▸ **EXERCISE**
Please set down every entry from the listing below, word for word.

▸ **STORED DATA**
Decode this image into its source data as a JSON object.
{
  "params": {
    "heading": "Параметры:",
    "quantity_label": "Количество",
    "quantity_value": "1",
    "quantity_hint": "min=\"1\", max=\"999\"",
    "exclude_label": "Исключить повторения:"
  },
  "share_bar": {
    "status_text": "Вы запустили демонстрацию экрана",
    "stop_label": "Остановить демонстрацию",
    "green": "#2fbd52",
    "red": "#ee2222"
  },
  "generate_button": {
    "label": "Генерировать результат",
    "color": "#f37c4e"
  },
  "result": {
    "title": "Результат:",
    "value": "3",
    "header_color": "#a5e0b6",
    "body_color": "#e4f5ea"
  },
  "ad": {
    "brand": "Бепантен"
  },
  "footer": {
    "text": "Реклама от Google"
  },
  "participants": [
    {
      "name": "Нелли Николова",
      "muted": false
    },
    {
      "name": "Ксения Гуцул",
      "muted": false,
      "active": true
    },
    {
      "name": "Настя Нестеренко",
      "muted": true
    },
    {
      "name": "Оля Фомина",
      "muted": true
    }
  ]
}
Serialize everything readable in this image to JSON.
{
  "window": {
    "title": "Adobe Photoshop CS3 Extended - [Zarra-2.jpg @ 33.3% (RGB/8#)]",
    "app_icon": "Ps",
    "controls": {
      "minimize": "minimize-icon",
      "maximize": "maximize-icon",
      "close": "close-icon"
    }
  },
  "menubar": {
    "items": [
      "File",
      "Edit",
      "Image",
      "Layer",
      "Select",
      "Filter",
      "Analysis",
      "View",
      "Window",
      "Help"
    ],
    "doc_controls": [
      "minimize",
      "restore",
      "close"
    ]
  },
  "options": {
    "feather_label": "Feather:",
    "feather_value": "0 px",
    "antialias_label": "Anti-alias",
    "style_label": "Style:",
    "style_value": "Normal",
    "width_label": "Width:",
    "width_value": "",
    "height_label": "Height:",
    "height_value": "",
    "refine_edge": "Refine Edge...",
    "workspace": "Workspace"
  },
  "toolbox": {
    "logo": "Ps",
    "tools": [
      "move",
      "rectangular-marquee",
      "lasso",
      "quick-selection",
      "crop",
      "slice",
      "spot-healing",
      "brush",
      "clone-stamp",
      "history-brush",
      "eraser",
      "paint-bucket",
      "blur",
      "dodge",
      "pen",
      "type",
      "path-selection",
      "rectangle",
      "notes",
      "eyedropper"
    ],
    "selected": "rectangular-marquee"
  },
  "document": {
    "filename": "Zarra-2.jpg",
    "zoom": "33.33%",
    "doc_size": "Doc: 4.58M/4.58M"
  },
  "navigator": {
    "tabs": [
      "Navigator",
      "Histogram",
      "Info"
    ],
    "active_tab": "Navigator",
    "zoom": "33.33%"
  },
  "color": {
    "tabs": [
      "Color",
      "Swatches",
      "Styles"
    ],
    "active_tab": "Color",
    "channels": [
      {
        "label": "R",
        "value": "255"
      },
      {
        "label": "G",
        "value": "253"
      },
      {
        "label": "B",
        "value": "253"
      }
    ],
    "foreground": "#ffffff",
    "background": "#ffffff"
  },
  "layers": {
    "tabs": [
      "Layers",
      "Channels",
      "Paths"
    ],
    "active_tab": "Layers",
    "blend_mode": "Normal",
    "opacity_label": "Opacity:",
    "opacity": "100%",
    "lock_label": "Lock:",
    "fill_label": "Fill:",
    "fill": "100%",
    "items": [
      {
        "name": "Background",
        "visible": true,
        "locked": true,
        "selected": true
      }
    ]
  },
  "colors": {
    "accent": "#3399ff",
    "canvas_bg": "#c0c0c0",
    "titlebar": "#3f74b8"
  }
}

▸ **TASK SOLUTION**
Decode this image into its source data as a JSON object.
{
  "params": {
    "heading": "Параметры:",
    "quantity_label": "Количество",
    "quantity_value": "1",
    "quantity_hint": "min=\"1\", max=\"999\"",
    "exclude_label": "Исключить повторения:"
  },
  "share_bar": {
    "status_text": "Вы запустили демонстрацию экрана",
    "stop_label": "Остановить демонстрацию",
    "green": "#2fbd52",
    "red": "#ee2222"
  },
  "generate_button": {
    "label": "Генерировать результат",
    "color": "#f37c4e"
  },
  "result": {
    "title": "Результат:",
    "value": "3",
    "header_color": "#a5e0b6",
    "body_color": "#e4f5ea"
  },
  "ad": {
    "brand": "Бепантен"
  },
  "footer": {
    "text": "Реклама от Google"
  },
  "participants": [
    {
      "name": "Нелли Николова",
      "muted": false
    },
    {
      "name": "Ксения Гуцул",
      "muted": false,
      "active": true
    },
    {
      "name": "Настя Нестеренко",
      "muted": true
    },
    {
      "name": "Оля Фомина",
      "muted": true
    }
  ]
}
Serialize everything readable in this image to JSON.
{
  "window": {
    "title": "Adobe Photoshop CS3 Extended - [Zarra-2.jpg @ 33.3% (RGB/8#)]",
    "app_icon": "Ps",
    "controls": {
      "minimize": "minimize-icon",
      "maximize": "maximize-icon",
      "close": "close-icon"
    }
  },
  "menubar": {
    "items": [
      "File",
      "Edit",
      "Image",
      "Layer",
      "Select",
      "Filter",
      "Analysis",
      "View",
      "Window",
      "Help"
    ],
    "doc_controls": [
      "minimize",
      "restore",
      "close"
    ]
  },
  "options": {
    "feather_label": "Feather:",
    "feather_value": "0 px",
    "antialias_label": "Anti-alias",
    "style_label": "Style:",
    "style_value": "Normal",
    "width_label": "Width:",
    "width_value": "",
    "height_label": "Height:",
    "height_value": "",
    "refine_edge": "Refine Edge...",
    "workspace": "Workspace"
  },
  "toolbox": {
    "logo": "Ps",
    "tools": [
      "move",
      "rectangular-marquee",
      "lasso",
      "quick-selection",
      "crop",
      "slice",
      "spot-healing",
      "brush",
      "clone-stamp",
      "history-brush",
      "eraser",
      "paint-bucket",
      "blur",
      "dodge",
      "pen",
      "type",
      "path-selection",
      "rectangle",
      "notes",
      "eyedropper"
    ],
    "selected": "rectangular-marquee"
  },
  "document": {
    "filename": "Zarra-2.jpg",
    "zoom": "33.33%",
    "doc_size": "Doc: 4.58M/4.58M"
  },
  "navigator": {
    "tabs": [
      "Navigator",
      "Histogram",
      "Info"
    ],
    "active_tab": "Navigator",
    "zoom": "33.33%"
  },
  "color": {
    "tabs": [
      "Color",
      "Swatches",
      "Styles"
    ],
    "active_tab": "Color",
    "channels": [
      {
        "label": "R",
        "value": "255"
      },
      {
        "label": "G",
        "value": "253"
      },
      {
        "label": "B",
        "value": "253"
      }
    ],
    "foreground": "#ffffff",
    "background": "#ffffff"
  },
  "layers": {
    "tabs": [
      "Layers",
      "Channels",
      "Paths"
    ],
    "active_tab": "Layers",
    "blend_mode": "Normal",
    "opacity_label": "Opacity:",
    "opacity": "100%",
    "lock_label": "Lock:",
    "fill_label": "Fill:",
    "fill": "100%",
    "items": [
      {
        "name": "Background",
        "visible": true,
        "locked": true,
        "selected": true
      }
    ]
  },
  "colors": {
    "accent": "#3399ff",
    "canvas_bg": "#c0c0c0",
    "titlebar": "#3f74b8"
  }
}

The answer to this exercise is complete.